**** Information ****
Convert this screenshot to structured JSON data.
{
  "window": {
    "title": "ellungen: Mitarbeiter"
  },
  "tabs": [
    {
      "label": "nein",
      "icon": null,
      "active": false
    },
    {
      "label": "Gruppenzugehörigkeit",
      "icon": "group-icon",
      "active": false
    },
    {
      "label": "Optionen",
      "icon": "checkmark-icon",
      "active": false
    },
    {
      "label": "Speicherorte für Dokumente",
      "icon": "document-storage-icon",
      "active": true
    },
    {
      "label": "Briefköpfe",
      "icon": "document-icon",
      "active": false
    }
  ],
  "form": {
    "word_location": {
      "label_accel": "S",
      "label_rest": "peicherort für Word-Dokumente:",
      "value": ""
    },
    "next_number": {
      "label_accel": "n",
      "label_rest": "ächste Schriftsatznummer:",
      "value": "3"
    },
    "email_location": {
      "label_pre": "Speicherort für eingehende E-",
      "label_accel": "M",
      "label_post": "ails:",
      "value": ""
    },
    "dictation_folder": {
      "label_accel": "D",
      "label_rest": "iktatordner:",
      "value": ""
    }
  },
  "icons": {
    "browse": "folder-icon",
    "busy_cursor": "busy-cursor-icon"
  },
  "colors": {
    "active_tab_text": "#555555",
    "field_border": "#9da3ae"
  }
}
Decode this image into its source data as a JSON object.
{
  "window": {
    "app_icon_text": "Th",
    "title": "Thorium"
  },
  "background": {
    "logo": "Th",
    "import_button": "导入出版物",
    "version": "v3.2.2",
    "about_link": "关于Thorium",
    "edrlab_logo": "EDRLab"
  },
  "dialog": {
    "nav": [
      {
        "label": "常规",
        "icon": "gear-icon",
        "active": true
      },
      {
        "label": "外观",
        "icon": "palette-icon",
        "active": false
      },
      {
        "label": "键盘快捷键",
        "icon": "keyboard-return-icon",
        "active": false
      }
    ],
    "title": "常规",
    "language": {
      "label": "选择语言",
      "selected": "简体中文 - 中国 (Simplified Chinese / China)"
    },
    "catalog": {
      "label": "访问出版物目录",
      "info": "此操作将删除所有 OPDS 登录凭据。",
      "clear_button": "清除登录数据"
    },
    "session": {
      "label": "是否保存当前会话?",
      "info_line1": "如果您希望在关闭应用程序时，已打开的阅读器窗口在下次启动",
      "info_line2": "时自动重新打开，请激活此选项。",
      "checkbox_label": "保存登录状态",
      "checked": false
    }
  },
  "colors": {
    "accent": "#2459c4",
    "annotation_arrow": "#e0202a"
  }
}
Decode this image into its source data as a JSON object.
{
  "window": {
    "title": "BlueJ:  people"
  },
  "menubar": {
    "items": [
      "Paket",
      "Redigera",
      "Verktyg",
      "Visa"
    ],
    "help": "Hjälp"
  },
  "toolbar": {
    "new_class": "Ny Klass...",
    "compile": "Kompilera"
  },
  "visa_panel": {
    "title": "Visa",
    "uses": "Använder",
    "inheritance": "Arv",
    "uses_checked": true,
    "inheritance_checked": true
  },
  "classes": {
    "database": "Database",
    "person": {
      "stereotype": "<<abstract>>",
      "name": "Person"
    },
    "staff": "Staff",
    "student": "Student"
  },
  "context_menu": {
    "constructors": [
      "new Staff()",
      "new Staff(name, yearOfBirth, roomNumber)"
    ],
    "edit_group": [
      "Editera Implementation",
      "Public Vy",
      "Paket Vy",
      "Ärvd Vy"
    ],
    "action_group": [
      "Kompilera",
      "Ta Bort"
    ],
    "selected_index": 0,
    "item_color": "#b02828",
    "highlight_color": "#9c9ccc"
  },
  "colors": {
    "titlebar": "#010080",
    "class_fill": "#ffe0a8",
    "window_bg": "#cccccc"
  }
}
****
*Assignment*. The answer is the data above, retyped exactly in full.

*Output of the task*.
Convert this screenshot to structured JSON data.
{
  "window": {
    "title": "ellungen: Mitarbeiter"
  },
  "tabs": [
    {
      "label": "nein",
      "icon": null,
      "active": false
    },
    {
      "label": "Gruppenzugehörigkeit",
      "icon": "group-icon",
      "active": false
    },
    {
      "label": "Optionen",
      "icon": "checkmark-icon",
      "active": false
    },
    {
      "label": "Speicherorte für Dokumente",
      "icon": "document-storage-icon",
      "active": true
    },
    {
      "label": "Briefköpfe",
      "icon": "document-icon",
      "active": false
    }
  ],
  "form": {
    "word_location": {
      "label_accel": "S",
      "label_rest": "peicherort für Word-Dokumente:",
      "value": ""
    },
    "next_number": {
      "label_accel": "n",
      "label_rest": "ächste Schriftsatznummer:",
      "value": "3"
    },
    "email_location": {
      "label_pre": "Speicherort für eingehende E-",
      "label_accel": "M",
      "label_post": "ails:",
      "value": ""
    },
    "dictation_folder": {
      "label_accel": "D",
      "label_rest": "iktatordner:",
      "value": ""
    }
  },
  "icons": {
    "browse": "folder-icon",
    "busy_cursor": "busy-cursor-icon"
  },
  "colors": {
    "active_tab_text": "#555555",
    "field_border": "#9da3ae"
  }
}
Decode this image into its source data as a JSON object.
{
  "window": {
    "app_icon_text": "Th",
    "title": "Thorium"
  },
  "background": {
    "logo": "Th",
    "import_button": "导入出版物",
    "version": "v3.2.2",
    "about_link": "关于Thorium",
    "edrlab_logo": "EDRLab"
  },
  "dialog": {
    "nav": [
      {
        "label": "常规",
        "icon": "gear-icon",
        "active": true
      },
      {
        "label": "外观",
        "icon": "palette-icon",
        "active": false
      },
      {
        "label": "键盘快捷键",
        "icon": "keyboard-return-icon",
        "active": false
      }
    ],
    "title": "常规",
    "language": {
      "label": "选择语言",
      "selected": "简体中文 - 中国 (Simplified Chinese / China)"
    },
    "catalog": {
      "label": "访问出版物目录",
      "info": "此操作将删除所有 OPDS 登录凭据。",
      "clear_button": "清除登录数据"
    },
    "session": {
      "label": "是否保存当前会话?",
      "info_line1": "如果您希望在关闭应用程序时，已打开的阅读器窗口在下次启动",
      "info_line2": "时自动重新打开，请激活此选项。",
      "checkbox_label": "保存登录状态",
      "checked": false
    }
  },
  "colors": {
    "accent": "#2459c4",
    "annotation_arrow": "#e0202a"
  }
}
Decode this image into its source data as a JSON object.
{
  "window": {
    "title": "BlueJ:  people"
  },
  "menubar": {
    "items": [
      "Paket",
      "Redigera",
      "Verktyg",
      "Visa"
    ],
    "help": "Hjälp"
  },
  "toolbar": {
    "new_class": "Ny Klass...",
    "compile": "Kompilera"
  },
  "visa_panel": {
    "title": "Visa",
    "uses": "Använder",
    "inheritance": "Arv",
    "uses_checked": true,
    "inheritance_checked": true
  },
  "classes": {
    "database": "Database",
    "person": {
      "stereotype": "<<abstract>>",
      "name": "Person"
    },
    "staff": "Staff",
    "student": "Student"
  },
  "context_menu": {
    "constructors": [
      "new Staff()",
      "new Staff(name, yearOfBirth, roomNumber)"
    ],
    "edit_group": [
      "Editera Implementation",
      "Public Vy",
      "Paket Vy",
      "Ärvd Vy"
    ],
    "action_group": [
      "Kompilera",
      "Ta Bort"
    ],
    "selected_index": 0,
    "item_color": "#b02828",
    "highlight_color": "#9c9ccc"
  },
  "colors": {
    "titlebar": "#010080",
    "class_fill": "#ffe0a8",
    "window_bg": "#cccccc"
  }
}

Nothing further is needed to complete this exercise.